Key election questions
Posted on Sep 18, 2015

It is 39 days into Canada's federal campaign, and there's a sense of "enough already"… at least the daily dose of the economy.  We know now the details of each leader's priorities with respect to balanced budgets, spending and deficits. We have a pretty good idea of how the economy would grow under the three differing options . There's enough information to make choices on that front. Enough already.

Being the leader of a G7 nation is far more than keeping a stringent eye on the books, growing the economy, and our national taxation rates.

Half way into the campaign, we know little of how our prospective leaders would act on the world stage, and less so on how they would act on the security front.

Yes, Bill C51 is security-related with its mirror image of Charter of Rights protections, and the position of most parties is fairly clear on that front.  On the current ISIS mission we know the party positions, but no one has tested their positions.  The Prime Minister will continue the campaign as he rightly describes the never ending litany of horrors that ISIS perpetrates, but clearly the Coalition strategy is flawed as, in over a year, no ground force has materialized and the air campaign has created a stalemate, at best. Think of it just in economic terms… at $300 million a year, for how many years are we going to be involved or conversely what will Canada convey to its allies to finish this war as quickly and expeditiously as possible?

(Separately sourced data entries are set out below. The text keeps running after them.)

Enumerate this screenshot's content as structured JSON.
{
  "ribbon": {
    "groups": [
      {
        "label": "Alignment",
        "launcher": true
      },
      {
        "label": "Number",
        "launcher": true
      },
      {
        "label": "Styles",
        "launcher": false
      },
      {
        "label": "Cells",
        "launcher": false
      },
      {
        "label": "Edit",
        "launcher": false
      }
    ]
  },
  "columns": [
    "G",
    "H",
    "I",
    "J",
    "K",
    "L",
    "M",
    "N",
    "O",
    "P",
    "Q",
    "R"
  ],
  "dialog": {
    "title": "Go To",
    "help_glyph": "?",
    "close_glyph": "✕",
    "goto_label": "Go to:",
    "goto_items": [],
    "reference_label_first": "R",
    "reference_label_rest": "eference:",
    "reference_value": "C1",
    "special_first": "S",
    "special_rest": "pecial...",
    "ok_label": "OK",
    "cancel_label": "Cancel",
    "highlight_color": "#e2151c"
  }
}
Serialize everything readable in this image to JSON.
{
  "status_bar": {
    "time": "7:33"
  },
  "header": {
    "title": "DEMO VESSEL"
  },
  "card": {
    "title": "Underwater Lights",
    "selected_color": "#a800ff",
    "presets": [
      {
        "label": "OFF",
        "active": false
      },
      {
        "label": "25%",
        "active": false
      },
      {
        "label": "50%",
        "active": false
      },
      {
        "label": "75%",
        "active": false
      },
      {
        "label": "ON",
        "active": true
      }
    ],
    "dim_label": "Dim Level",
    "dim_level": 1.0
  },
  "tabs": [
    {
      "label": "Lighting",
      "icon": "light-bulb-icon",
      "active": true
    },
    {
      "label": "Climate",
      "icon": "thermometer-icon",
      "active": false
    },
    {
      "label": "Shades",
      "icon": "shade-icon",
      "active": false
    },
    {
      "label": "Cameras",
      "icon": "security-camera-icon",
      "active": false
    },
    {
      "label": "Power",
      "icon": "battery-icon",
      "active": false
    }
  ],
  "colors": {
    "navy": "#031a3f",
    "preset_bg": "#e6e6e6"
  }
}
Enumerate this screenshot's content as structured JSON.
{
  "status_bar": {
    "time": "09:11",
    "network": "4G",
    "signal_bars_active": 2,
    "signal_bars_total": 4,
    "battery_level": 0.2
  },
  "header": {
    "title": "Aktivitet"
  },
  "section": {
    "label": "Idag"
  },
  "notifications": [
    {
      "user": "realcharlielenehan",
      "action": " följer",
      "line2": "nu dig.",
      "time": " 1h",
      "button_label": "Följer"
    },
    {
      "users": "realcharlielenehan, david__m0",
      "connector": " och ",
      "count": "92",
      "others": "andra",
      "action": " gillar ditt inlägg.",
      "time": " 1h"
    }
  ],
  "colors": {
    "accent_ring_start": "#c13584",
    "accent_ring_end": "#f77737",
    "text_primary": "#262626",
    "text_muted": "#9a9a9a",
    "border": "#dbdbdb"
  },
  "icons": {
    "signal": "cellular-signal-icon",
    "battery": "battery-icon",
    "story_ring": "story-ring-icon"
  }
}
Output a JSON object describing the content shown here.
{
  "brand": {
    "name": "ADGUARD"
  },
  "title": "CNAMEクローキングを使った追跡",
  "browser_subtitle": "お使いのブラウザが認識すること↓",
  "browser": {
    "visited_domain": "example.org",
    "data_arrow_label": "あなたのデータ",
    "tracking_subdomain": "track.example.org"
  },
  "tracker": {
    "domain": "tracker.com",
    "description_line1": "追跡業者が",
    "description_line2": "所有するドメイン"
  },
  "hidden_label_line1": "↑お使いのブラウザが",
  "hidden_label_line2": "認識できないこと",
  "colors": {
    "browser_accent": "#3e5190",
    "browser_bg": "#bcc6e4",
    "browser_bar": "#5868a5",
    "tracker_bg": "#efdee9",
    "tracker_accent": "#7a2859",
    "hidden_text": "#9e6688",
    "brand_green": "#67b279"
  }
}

On the other hand, Tom Mulcair's plan to remove the Canadian Forces from the region needs to be tested further.  Yes, we have no legal commitment to remain, but we gave our word to our allies that we would be there to share the load.  Of course any government has the sovereign right to withdraw, but Mulcair must explain how our allies would then see us.  Furthermore, to not engage in the destruction of the so-called "Islamic State" militants, which each day plumbs new depths in the horrors of the human soul, is to <em>defacto</em> accept its existence.

And Mr Trudeau needs to explain how throwing in more trainers, will instantly reverse an effort which has produced minimal results in over a year.  His is an option that at best can be described as "one foot in".

For all who speak of a diplomatic solution, please remember that those are indeed fine words, yet no one has been able to come up with a model or path which makes noble words believable when it comes to diametrically opposed cultures.

Back at home, Canada has several acquisition projects coming online.  Key decisions on ships, SAR aircraft, fighters, and what occasions the government envisions it would utilize the Canadian Armed Forces. Procurement decisions made in the expected course of a four-year mandate will have an impact for close to 40 years in the future (given how long we presently operate platforms we buy).  And the use of the CAF will say much about our own vision in the world and our independence.  For example, some have postulated that Canada would only send forces into places or missions that have UN sanction – which would mean Canada's scope of action would be limited by the wishes of any dissenting security council member.  Major nations do not act in that way.

So yes, the economy and budgets are important, as is the refugee crisis, but PLEASE let us know more about how you will govern, how Canada will act in the world, and where and when we would be prepared to act – and with what.